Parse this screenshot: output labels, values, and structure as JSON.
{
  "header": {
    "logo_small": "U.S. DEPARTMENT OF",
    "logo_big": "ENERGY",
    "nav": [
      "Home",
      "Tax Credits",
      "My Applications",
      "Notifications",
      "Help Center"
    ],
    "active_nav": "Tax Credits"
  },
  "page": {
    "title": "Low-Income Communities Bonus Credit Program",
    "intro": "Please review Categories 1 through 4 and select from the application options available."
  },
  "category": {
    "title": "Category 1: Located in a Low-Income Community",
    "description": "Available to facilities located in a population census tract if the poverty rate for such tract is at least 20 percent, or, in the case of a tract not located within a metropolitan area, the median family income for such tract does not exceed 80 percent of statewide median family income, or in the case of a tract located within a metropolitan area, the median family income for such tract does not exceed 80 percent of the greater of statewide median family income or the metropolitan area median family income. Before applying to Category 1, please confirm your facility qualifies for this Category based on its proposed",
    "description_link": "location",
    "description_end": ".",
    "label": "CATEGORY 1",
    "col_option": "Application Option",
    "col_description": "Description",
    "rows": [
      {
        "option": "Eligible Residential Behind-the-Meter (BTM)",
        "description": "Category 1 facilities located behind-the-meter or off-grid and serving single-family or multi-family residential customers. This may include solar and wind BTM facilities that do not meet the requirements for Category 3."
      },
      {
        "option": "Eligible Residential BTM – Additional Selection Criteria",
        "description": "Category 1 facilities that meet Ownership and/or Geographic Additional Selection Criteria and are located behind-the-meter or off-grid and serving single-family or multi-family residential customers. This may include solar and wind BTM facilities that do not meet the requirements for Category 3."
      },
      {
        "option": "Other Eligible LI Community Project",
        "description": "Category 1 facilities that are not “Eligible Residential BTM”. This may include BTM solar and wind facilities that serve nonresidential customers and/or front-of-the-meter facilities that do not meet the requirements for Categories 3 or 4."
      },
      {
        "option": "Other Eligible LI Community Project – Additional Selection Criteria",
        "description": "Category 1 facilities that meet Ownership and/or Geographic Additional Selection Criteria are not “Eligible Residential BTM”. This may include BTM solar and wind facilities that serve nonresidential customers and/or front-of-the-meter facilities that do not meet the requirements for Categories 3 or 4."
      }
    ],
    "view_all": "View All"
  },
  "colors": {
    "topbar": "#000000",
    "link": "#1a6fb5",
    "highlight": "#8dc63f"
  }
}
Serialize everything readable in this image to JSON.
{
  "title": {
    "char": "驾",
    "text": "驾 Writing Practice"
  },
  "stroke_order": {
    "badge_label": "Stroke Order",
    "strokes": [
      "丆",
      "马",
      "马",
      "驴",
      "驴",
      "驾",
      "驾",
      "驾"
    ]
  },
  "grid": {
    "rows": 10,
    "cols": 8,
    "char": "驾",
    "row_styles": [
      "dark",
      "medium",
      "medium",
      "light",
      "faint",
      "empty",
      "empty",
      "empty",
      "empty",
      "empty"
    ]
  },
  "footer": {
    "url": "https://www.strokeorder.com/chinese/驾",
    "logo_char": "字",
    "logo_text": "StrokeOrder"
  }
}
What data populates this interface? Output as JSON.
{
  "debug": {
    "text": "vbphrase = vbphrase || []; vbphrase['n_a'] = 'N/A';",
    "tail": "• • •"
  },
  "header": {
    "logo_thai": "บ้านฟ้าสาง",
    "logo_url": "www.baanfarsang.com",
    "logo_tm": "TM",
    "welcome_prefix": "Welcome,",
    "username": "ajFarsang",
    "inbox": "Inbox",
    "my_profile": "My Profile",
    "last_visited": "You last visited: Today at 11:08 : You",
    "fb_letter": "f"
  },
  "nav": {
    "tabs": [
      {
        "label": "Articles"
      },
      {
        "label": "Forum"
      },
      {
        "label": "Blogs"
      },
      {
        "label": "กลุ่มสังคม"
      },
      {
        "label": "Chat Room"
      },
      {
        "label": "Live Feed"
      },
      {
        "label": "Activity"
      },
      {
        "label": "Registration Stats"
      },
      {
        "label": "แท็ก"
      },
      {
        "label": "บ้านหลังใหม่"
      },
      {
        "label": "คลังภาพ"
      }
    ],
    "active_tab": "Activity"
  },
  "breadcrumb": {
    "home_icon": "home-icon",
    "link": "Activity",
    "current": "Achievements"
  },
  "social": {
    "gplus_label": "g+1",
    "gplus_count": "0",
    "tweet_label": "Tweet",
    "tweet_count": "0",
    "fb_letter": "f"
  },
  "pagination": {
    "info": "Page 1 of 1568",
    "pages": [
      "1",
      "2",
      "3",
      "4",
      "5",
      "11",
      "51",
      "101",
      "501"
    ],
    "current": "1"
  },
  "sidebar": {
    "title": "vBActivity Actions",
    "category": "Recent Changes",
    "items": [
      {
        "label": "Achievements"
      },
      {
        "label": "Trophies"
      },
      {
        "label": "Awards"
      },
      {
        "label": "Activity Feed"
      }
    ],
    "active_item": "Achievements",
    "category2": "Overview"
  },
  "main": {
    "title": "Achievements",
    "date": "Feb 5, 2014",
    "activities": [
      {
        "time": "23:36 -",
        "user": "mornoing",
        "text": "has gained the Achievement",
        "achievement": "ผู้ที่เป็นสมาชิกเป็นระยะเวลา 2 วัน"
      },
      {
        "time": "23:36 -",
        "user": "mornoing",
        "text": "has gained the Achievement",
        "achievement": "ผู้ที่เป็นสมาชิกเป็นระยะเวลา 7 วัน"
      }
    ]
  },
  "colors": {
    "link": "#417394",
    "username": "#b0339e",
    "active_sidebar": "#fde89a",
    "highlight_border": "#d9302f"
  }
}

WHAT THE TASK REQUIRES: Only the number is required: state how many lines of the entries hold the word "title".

RESULT: 5